Page 175 - Invest me in my motley ; give me leave To speak my mind, and I will through and through Cleanse the foul body of the infected world, If they will patiently receive my medicine.
Page 62 - Prolusions*, gives an account of a chimerical correspondence between two friends by the help of a certain load-stone, which had such virtue in it, that if it touched two several needles, when one of the needles so touched began to move, the other, though at never so great a distance, moved at the same time, and in the same manner.
Page 176 - I FIRST adventure, with fool-hardy might, To tread the steps of perilous despite. I first adventure, follow me who list, And be the second English satirist.
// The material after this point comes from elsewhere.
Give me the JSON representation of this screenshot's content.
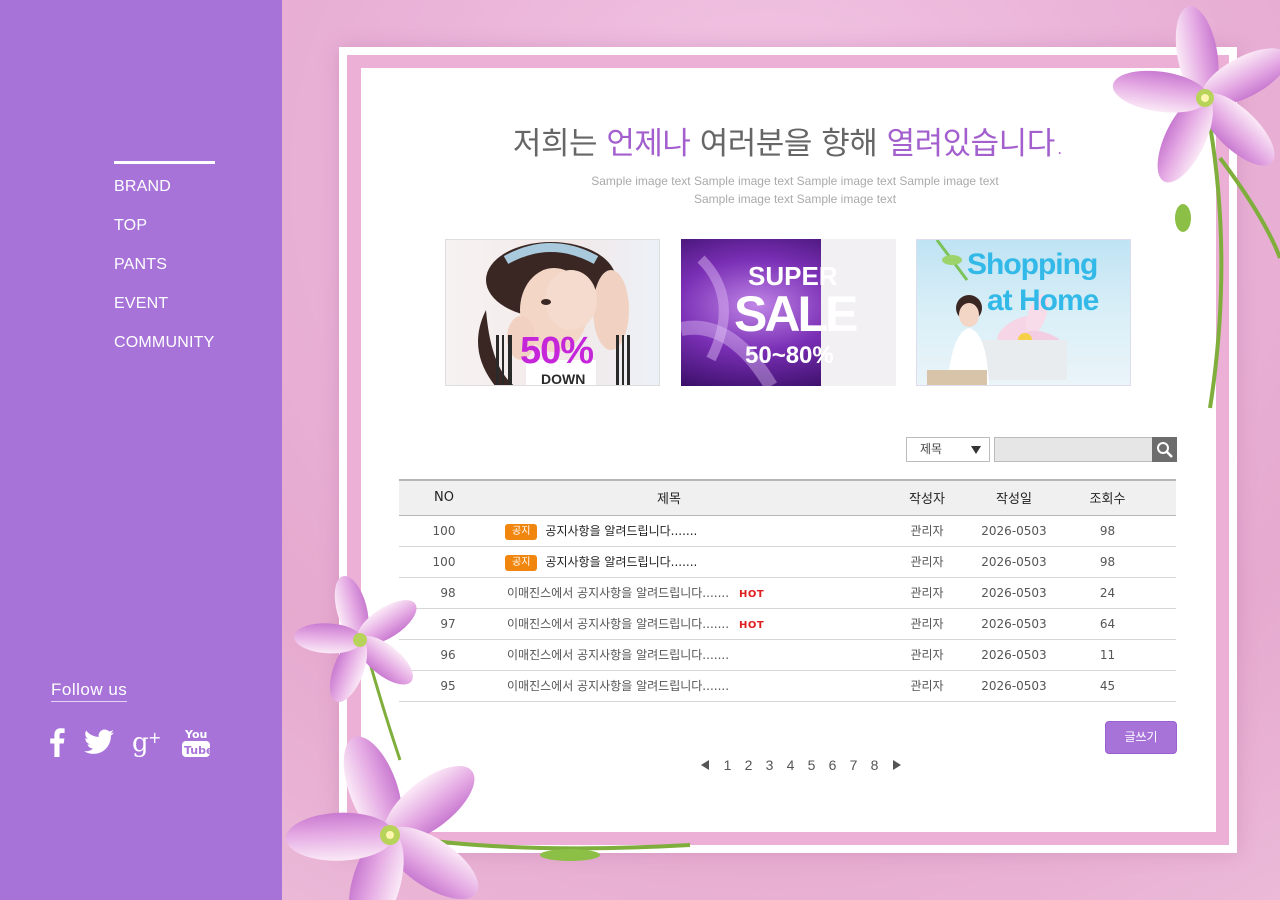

Page 180 - I sat viewing the silver streams glide silently towards their centre, the tempestuous sea ; yet sometimes opposed by rugged roots and pebble-stones, which broke their waves, and turned them into foam. And sometimes I beguiled time by viewing the harmless lambs ; some leaping securely in the cool shade, whilst others sported themselves in the cheerful sun ; and saw others craving comfort from the swollen udders of their bleating dams. As...
Page 143 - Your worm is your only emperor for diet: we fat all creatures else to fat us, and we fat ourselves for maggots: your fat king and your lean beggar is but variable service; two dishes, but to one table: that's the end.
Page 9 - But forasmuche as men's affaires doe little prosper where God's service is neglected, all the Burgesses tooke their places in the Quire till a prayer was said by Mr. Bucke, the minister, that it would please God to guide and sanctifie all our proceedings to his owne glory, and the good of this plantation.
Page 128 - Moreover, the number and hardness of the rules called the Pie, and the manifold changings of the service, was the cause, that, to turn the book only was so hard and intricate a matter, that many times there was more business to find out what should be read, than to read it when it was found out.
Page 249 - It is not perhaps generally known that to Mr. Griffith Jones, and a brother of his, Mr. Giles Jones, in conjunction with Mr. John Newbery, the public are indebted for the origin of those numerous and popular little books for the amusement and instruction of children which have been ever since received with universal approbation...
Page 45 - And they who, to be sure of Paradise, Dying put on the weeds of Dominic, Or in Franciscan think to pass disguised.
Page 151 - In conclusion, we report to your Majesty that there prevails amongst the inhabitants of a great majority of the incorporated towns a general, and, in our opinion, a just dissatisfaction with their municipal institutions ; a distrust of the self-elected municipal councils, whose powers are subject to no popular control, and whose acts and proceedings being secret, are unchecked by the influence of public opinion...